→ What to do:
Check the records below line by line, and report how many lines include the string "your". No other words are needed.

→ Given data:
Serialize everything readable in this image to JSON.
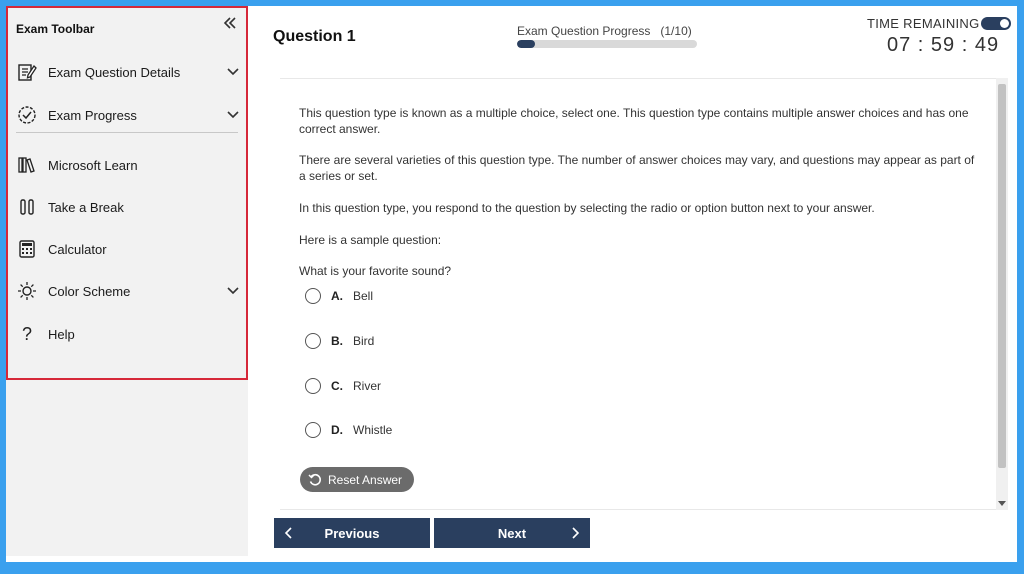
{
  "sidebar": {
    "title": "Exam Toolbar",
    "collapse_icon": "double-chevron-left-icon",
    "items": [
      {
        "label": "Exam Question Details",
        "icon": "edit-icon",
        "expandable": true
      },
      {
        "label": "Exam Progress",
        "icon": "check-circle-icon",
        "expandable": true
      },
      {
        "label": "Microsoft Learn",
        "icon": "books-icon",
        "expandable": false
      },
      {
        "label": "Take a Break",
        "icon": "pause-icon",
        "expandable": false
      },
      {
        "label": "Calculator",
        "icon": "calculator-icon",
        "expandable": false
      },
      {
        "label": "Color Scheme",
        "icon": "sun-icon",
        "expandable": true
      },
      {
        "label": "Help",
        "icon": "question-icon",
        "expandable": false
      }
    ]
  },
  "header": {
    "question_title": "Question 1",
    "progress_label": "Exam Question Progress",
    "progress_count": "(1/10)",
    "progress_fraction": 0.1,
    "time_label": "TIME REMAINING",
    "time_value": "07 : 59 : 49"
  },
  "content": {
    "paragraphs": [
      "This question type is known as a multiple choice, select one. This question type contains multiple answer choices and has one correct answer.",
      "There are several varieties of this question type. The number of answer choices may vary, and questions may appear as part of a series or set.",
      "In this question type, you respond to the question by selecting the radio or option button next to your answer.",
      "Here is a sample question:",
      "What is your favorite sound?"
    ],
    "options": [
      {
        "letter": "A.",
        "text": "Bell"
      },
      {
        "letter": "B.",
        "text": "Bird"
      },
      {
        "letter": "C.",
        "text": "River"
      },
      {
        "letter": "D.",
        "text": "Whistle"
      }
    ],
    "reset_label": "Reset Answer"
  },
  "nav": {
    "previous_label": "Previous",
    "next_label": "Next"
  },
  "colors": {
    "frame": "#3aa0ee",
    "highlight": "#d62839",
    "primary": "#2a3f5f",
    "reset": "#6b6b6b"
  }
}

→ Answer to this task:
2